crontab

How can I set the timezone for Crontabs?

Crontab, a shortened form of Cron table, is both a command and a text file in UNIX/Linux systems used to determine the scheduling of Cron jobs. What is a Cron job? A Cron job, also widely referred to simply as Cron, is a time-based scheduler that executes tasks in Linux systems at specified times. It runs with the help of the crond daemon Cron jobs are extremely helpful in automating Shell scripts and other commands that need to be executed at regular intervals, which would otherwise be tedious when manually done.

Usually, Cron jobs run using the local time defined in the system. However, you may prefer to run the Cron job in a different timezone without necessarily changing your server’s time and date.
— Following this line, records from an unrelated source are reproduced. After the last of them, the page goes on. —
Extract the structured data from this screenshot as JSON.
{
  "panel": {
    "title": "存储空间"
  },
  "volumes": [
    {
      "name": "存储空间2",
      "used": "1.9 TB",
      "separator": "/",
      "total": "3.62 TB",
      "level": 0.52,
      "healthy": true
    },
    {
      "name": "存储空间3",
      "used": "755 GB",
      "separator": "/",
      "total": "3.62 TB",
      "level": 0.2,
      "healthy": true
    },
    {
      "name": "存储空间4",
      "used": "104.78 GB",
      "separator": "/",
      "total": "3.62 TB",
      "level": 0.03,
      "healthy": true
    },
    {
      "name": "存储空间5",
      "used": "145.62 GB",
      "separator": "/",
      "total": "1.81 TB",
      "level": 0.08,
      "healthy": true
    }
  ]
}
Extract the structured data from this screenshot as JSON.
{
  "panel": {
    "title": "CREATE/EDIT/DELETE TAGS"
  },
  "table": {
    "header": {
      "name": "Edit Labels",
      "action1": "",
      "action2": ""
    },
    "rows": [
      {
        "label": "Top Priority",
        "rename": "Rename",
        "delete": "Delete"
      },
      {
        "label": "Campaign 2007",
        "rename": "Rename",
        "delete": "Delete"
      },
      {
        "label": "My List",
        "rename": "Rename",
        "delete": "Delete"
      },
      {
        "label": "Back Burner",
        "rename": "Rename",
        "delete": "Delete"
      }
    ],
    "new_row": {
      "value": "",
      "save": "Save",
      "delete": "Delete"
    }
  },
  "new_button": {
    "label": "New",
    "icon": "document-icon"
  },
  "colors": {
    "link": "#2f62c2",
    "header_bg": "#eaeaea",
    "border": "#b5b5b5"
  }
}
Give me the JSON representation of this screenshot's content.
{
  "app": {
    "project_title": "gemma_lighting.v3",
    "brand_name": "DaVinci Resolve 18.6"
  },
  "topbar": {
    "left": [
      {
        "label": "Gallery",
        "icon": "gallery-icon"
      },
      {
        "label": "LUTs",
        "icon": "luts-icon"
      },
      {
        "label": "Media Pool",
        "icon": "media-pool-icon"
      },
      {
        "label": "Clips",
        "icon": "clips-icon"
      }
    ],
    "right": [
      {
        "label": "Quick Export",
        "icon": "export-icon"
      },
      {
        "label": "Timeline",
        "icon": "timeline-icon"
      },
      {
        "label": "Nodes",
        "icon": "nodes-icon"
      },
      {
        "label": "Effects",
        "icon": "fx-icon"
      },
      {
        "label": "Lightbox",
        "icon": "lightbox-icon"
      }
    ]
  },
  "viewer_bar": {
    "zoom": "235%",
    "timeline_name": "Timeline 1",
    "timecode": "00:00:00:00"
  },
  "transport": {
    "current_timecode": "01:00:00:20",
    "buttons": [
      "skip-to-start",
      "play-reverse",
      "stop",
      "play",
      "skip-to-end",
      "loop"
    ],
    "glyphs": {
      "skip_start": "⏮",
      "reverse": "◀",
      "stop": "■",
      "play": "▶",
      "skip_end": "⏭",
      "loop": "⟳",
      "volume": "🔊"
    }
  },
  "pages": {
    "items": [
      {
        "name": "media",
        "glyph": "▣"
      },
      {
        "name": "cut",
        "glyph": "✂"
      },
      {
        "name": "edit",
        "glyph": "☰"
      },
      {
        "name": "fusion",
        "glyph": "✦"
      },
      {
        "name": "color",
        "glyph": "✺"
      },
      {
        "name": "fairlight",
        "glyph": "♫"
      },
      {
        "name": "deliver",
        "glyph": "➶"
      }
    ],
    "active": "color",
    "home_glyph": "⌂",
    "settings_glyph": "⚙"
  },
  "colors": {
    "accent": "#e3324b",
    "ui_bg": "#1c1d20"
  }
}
You can check your local time using the timedatectl command as follows:

$ timedatectl

You can also use the date command as follows:

$ date

So, how can you set a different timezone for your Crontabs? Let’s find out.

How to set the timezone for Crontabs

In your local Linux system, timezones are usually specified in the /usr/share/zoneinfo directory. The directory contains a list of continents & countries and their timezones, as shown below.

$ ls /usr/share/zoneinfo/

You can easily adjust the current timezone to a different one using the syntax shown. For example, to set the system to the time in Tokyo, Japan, simply execute:

$ sudo ln -sf /usr/share/zoneinfo/Asia/Tokyo /etc/localtime

However, you cannot change your system’s time, especially when multiple users schedule different Cron jobs. This would affect the time their Cron jobs will run.

Thankfully, you can configure a specific timezone for your Cron job as follows:

First, you need to export the TZ variable in your Shell script before any other Shell entries. Next, access your crontab and use the crontab environment variable CRON_TZ at the start of the crontab file.

Suppose I want to set the Cron job to run a backup script at 2:20 pm every day in Europe/London time and not my local time. My local time is 2 hours ahead of London time, so at 2:20 pm in London, my local time will be 4:20 pm or 1420 HRS.

First, head over to the Shell script file and export the TZ variable before any other script entries. Check out what I did in my Shell script.

EXPORT TZ=Europe/London

Save the changes and exit the script.

Next, access your crontab file by running the command:

$ crontab -e

Make sure to define the crontab variable CRON_TZ before all the other Cron entries as follows.

CRON_TZ=Europe/London

20 14 * * * /home/james/backup.sh

Save and exit the crontab. To be sure of the settings, you can list the crontab using the command:

$ crontab -l

So, when the clock ticked 2:20 pm London time, which corresponds to 4:40 pm local time or 1620 HRS, the backup was successful.

Conclusion

This guide is a perfect demonstration that you can actually set a specified timezone for your Crontabs without changing your system time. This way, you can configure different tasks to run in different timezones to suit your needs, for instance, if you want to send emails to subscribers of a certain timezone at their time and not your local time.

About the author

Karim Buzdar

Karim Buzdar

Karim Buzdar holds a degree in telecommunication engineering and holds several sysadmin certifications. As an IT engineer and technical author, he writes for various web sites. He blogs at LinuxWays.